After approximately one-quarter of their season, the 2021-22 Toronto Maple Leafs have shown us a few things: First, the Leafs are a better-than-average defensive group. Only the Calgary Flames and Carolina Hurricanes have better goals-against numbers than the Leafs’ 2.25 mark.
Part of the reason for that is the phenomenal performance in net by Jack Campbell, who has posted a 10-4-1 record and a .944 save percentage thus far this year. Another part of it has been the steady play of their blueliners, who’ve helped Campbell out by limiting second-chance, point-blank rebounds in front of Toronto’s net. But one of the key reasons is one new to Toronto: the success in combination of two first-year Leafs – center David Kampf and winger Ondrej Kaše – at both ends of the ice.
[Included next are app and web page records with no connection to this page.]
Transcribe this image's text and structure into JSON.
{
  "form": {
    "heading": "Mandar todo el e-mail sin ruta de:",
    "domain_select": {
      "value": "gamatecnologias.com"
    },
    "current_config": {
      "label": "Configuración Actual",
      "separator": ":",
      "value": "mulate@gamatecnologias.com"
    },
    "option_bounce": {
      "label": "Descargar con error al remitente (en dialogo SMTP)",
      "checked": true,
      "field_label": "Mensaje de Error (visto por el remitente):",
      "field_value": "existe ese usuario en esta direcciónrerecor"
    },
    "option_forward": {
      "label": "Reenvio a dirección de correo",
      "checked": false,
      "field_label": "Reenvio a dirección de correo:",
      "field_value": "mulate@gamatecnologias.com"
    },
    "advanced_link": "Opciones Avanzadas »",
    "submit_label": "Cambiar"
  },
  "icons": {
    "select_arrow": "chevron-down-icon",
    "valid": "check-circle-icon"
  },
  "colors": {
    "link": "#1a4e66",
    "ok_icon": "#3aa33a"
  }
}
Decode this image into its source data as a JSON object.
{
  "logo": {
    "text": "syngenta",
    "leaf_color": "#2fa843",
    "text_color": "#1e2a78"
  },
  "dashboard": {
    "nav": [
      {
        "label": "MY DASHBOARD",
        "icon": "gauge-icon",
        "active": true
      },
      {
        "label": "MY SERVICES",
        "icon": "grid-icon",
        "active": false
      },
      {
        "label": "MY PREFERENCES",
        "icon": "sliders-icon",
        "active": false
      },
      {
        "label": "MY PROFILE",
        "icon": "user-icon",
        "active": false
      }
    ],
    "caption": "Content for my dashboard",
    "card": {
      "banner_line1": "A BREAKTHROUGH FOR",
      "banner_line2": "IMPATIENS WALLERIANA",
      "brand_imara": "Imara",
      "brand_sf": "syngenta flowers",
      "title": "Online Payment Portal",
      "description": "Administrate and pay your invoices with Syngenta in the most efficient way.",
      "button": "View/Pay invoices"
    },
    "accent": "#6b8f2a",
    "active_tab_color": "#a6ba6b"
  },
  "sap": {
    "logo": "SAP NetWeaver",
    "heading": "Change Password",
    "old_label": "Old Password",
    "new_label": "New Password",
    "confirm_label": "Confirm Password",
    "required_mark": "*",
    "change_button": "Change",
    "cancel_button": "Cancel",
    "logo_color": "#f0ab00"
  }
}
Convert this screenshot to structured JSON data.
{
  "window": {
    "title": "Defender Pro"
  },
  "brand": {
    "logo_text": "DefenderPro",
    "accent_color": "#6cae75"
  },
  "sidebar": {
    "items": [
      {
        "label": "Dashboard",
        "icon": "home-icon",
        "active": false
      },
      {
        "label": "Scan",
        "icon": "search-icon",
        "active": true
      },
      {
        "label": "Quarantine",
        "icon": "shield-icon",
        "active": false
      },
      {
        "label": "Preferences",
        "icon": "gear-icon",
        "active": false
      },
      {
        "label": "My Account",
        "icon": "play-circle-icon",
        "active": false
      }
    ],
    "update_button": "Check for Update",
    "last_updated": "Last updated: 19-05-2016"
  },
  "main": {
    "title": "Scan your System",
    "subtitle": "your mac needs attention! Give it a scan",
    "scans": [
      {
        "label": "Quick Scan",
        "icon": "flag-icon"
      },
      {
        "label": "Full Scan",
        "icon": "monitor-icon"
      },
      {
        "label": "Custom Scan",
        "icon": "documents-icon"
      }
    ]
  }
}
Both Kaše and Kampf have drastically improved the Leafs’ third-line contributions, on offense (Kaše is fourth among all Toronto goal-scorers, with five in 20 GP; and Kampf has two goals and four points in his past five games-played), as well as defense (Leafs’ head coach Sheldon Keefe is not hesitant to play them in defensive-zone draws). The two Czech forwards have worked out about as well as Toronto could’ve hoped for when they brought them in on team-friendly deals this past summer, and Keefe can ease up on some of the minutes to the Leafs’ core-four forwards safe in the knowledge Kampf and Kaše give them fast-paced, smart, minutes far more often than not.
Another thing about this Leafs team through 20 games: their offense hasn’t nearly been as productive as one with this much skill at its employ. Toronto has the league’s sixth-worst goals-for average – but the Leafs also have the NHL’s seventh-best power play at 23.2 percent, and of their six losses this year, five have come when they scored only two or fewer goals. It doesn’t matter how good your defense is if your offense isn’t generating at least three goals per game.
Ep 12: Biting, Montreal, COVID, and Penguins Sale Updateby Full Press Coverage on December 1, 2021 at 5:52 pm
Mike, Jim, and Chris […]
Now, some of those lower offensive numbers can be blamed on Matthews missing Toronto’s first three regular-season games this year. But that brings us to another important element of the Leafs’ very good start to the season: By-and-large, they’ve been fortunate when it comes to injuries.
Yes, Matthews missed a few games, and yes, captain John Tavares missed a single game, but other than that (and with the notable exception of veteran goalie Petr Mrazek, who has appeared in only two games), the Leafs have indeed been lucky to escape the fangs of the injury bug. Other teams have not been so fortunate, and their season has been effectively derailed just when it was trying to get off to a good start (see Canadiens, Montreal). Just having a similar lineup game-in and game-out has made it easier on Keefe to get the chemistry where it should be, on as many lines as it can be.
The addition last week of veteran winger Kyle Clifford should start to deliver results when Toronto goes through a California road swing this week. The Leafs then host the rapidly-improving Colorado Avalanche before a shorter road trip takes them to Minnesota and Winnipeg. And right after that, the Buds host Columbus, Tampa Bay and Chicago. That’s a nine-game span overall where Toronto needs to be in top form.
That’s not going to be easy, and that’s why good health matters so much. You won’t get past the Avs or the Bolts unless all of your pistons are firing. This modern NHL Era has so many teams that can produce a stretch or two of top-shelf play in any given game; the only question is which of those teams can produce enough extended stretches to secure themselves a playoff berth.